What is the number of lines in the data holding the word "icon"? Give that number by itself.

Recorded data:
* * * *
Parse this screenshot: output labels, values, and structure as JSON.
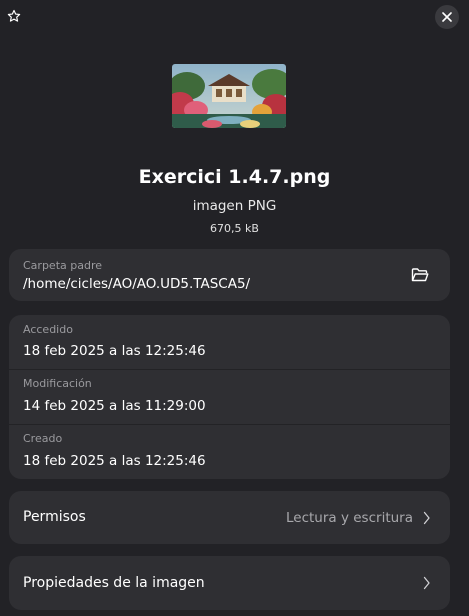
{
  "header": {
    "star_icon": "star-outline-icon",
    "close_icon": "close-icon"
  },
  "file": {
    "name": "Exercici 1.4.7.png",
    "type": "imagen PNG",
    "size": "670,5 kB"
  },
  "location": {
    "label": "Carpeta padre",
    "path": "/home/cicles/AO/AO.UD5.TASCA5/",
    "icon": "folder-open-icon"
  },
  "dates": [
    {
      "label": "Accedido",
      "value": "18 feb 2025 a las 12:25:46"
    },
    {
      "label": "Modificación",
      "value": "14 feb 2025 a las 11:29:00"
    },
    {
      "label": "Creado",
      "value": "18 feb 2025 a las 12:25:46"
    }
  ],
  "permissions": {
    "label": "Permisos",
    "value": "Lectura y escritura"
  },
  "image_properties": {
    "label": "Propiedades de la imagen"
  },
  "colors": {
    "background": "#222226",
    "card": "#2f2f33",
    "muted_text": "#9a9a9e"
  }
}
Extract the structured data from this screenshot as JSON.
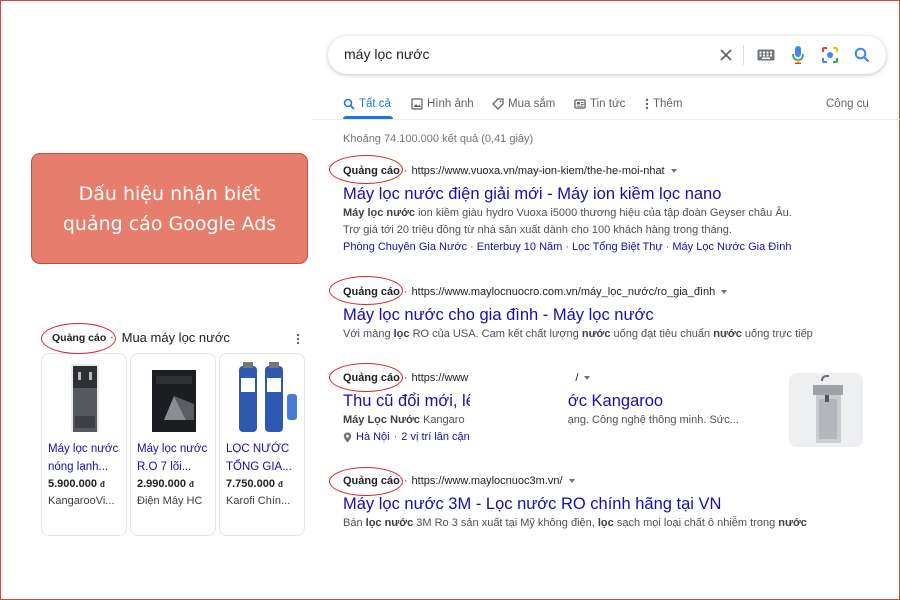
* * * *
Answer below: 3